I’ll never forget a month after being elected, I was 16 and got to meet a United States Senator. We started a chapter in Montgomery, Alabama, which was a really fun experience. I also attended International Convention in 1970 and got to meet people from all around the world. Again, at age 16, you start to grow up from these eye-opening experiences.

Then when my dad passed away in March of 1971, the BBG chapter was renamed to honor him which was really special.


What are some of the top learnings you took away from your time in BBYO that you still use today?

The #1 thing I learned was how to communicate, which I something I now do every day. You know it’s great when you get up in a classroom and have to read a story or something in front of your class, but here I was speaking to a large group of my peers and adults. I remember at a Regional Convention, I had to deliver a State of the Region speech which was a really big deal. That was pivotal to what I later ended up doing in life.

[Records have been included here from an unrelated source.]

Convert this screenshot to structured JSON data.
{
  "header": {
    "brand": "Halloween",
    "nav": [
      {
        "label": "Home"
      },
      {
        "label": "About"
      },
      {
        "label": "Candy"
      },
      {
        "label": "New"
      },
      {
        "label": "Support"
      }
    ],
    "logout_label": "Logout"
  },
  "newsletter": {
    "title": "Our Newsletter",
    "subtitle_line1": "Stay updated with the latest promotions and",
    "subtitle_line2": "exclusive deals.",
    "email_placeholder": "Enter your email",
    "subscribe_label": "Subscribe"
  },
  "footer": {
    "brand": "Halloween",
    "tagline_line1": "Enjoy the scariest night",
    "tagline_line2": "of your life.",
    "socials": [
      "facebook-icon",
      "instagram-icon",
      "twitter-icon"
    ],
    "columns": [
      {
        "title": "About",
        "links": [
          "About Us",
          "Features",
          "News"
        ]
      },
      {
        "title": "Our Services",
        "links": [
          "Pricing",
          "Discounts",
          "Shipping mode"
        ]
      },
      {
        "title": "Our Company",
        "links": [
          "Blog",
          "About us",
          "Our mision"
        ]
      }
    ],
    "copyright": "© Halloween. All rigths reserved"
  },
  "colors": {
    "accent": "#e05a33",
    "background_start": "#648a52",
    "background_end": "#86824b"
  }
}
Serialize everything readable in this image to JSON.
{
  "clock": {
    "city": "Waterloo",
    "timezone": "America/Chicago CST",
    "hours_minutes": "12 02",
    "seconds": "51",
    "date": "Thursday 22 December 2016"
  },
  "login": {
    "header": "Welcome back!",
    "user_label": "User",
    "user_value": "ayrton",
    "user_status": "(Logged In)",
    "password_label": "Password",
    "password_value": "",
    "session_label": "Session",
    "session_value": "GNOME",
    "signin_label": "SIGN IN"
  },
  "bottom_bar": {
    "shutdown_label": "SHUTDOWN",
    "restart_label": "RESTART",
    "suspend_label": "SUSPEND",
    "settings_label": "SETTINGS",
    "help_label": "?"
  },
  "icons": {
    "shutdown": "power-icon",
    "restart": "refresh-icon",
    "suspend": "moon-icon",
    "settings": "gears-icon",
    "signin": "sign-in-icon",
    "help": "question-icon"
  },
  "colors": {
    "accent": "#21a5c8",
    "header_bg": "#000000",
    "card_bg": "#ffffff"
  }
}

I would also say the relationships that I formed and learning how to listen to people is something I took away from BBYO. Suddenly as a teen I’m sitting in a room in Dallas or Starlight with incredibly smart and talented people, so I really learned how to just be quiet and to listen. You think you know everything growing up, but when you take on a leadership position, you have to learn these skills.


What were some of the highlights of your time in BBYO? What were some of your most formative BBYO experiences?

I remember during the Regional Convention in Alabama, I still think about this today, I interviewed a Russian Jew, which was broadcasted to the whole convention assembly. I’ll never forget the bravery it took of that individual to tell their story and I remember the audience was so riveted by his words.

My best friend today is a lawyer in Knoxville who was with me at that District Convention in 1972 and International Convention and was an advisor for a local chapter for many years. With my traveling today, I run into people who knew you back then. I just ran into someone in the airport who was in BBYO in Memphis!

The thing that really gave me the most pride was my own mother because she had been heavily invested in it. I knew it meant a lot to her to see me have success in the organization. She stayed an advisor for probably 20 or 30 years which is quite a sacrifice.


What advice would you give your teenage self? What might you tell teens today?

I would encourage teens to not waste the opportunity to share and learn with people, it’s a gift. It goes so quickly that I think you tend to take it for granted. I would encourage everyone to be more curious about people and try to learn one another’s stories.

There will be few moments in your life that lead you forward as importantly and as compellingly as BBYO. Take advantage of it. Get to know people. You just don’t know how it’s going to shape the rest of your life.

I really value my time in BBYO in my life more than any other because of what it opened up for me. I wouldn’t be where I am today. It opened my eyes, it helped me form opinions, and it gave me the confidence to do what I’m doing today.